● INSTRUCTIONS FOR THE TASK:
Could you repeat every line below exactly, skipping the images?

(Page and application data records)
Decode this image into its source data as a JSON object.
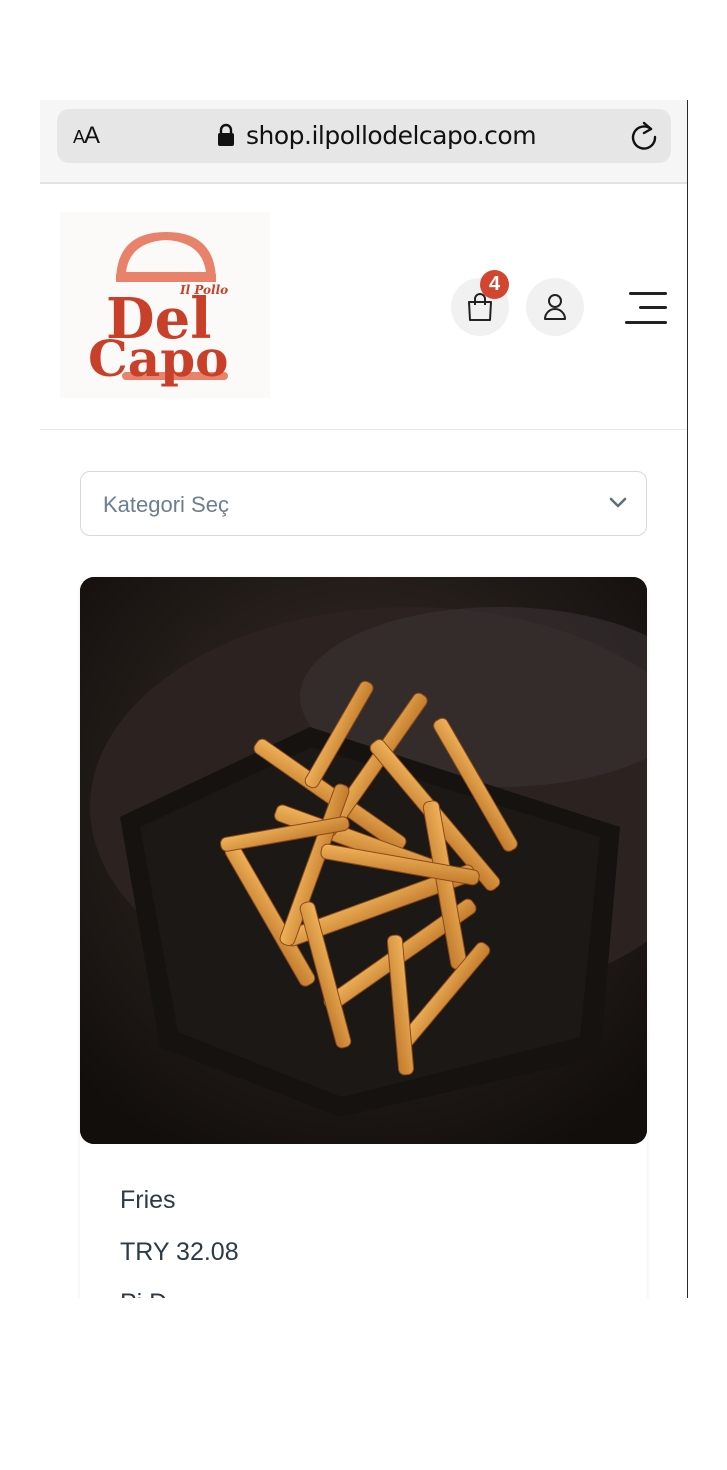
{
  "browser": {
    "aa_label_small": "A",
    "aa_label_large": "A",
    "url": "shop.ilpollodelcapo.com"
  },
  "header": {
    "logo": {
      "small_text": "Il Pollo",
      "line1": "Del",
      "line2": "Capo"
    },
    "cart_count": "4",
    "icons": [
      "shopping-bag-icon",
      "user-icon",
      "hamburger-menu-icon"
    ]
  },
  "filter": {
    "category_label": "Kategori Seç"
  },
  "product": {
    "name": "Fries",
    "price": "TRY 32.08",
    "extra_partial": "Pi  D"
  },
  "colors": {
    "brand_red": "#d2462f",
    "logo_salmon": "#e8826a",
    "logo_red": "#c9402a"
  }
}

● WRITTEN REPLY:
Decode this image into its source data as a JSON object.
{
  "browser": {
    "aa_label_small": "A",
    "aa_label_large": "A",
    "url": "shop.ilpollodelcapo.com"
  },
  "header": {
    "logo": {
      "small_text": "Il Pollo",
      "line1": "Del",
      "line2": "Capo"
    },
    "cart_count": "4",
    "icons": [
      "shopping-bag-icon",
      "user-icon",
      "hamburger-menu-icon"
    ]
  },
  "filter": {
    "category_label": "Kategori Seç"
  },
  "product": {
    "name": "Fries",
    "price": "TRY 32.08",
    "extra_partial": "Pi  D"
  },
  "colors": {
    "brand_red": "#d2462f",
    "logo_salmon": "#e8826a",
    "logo_red": "#c9402a"
  }
}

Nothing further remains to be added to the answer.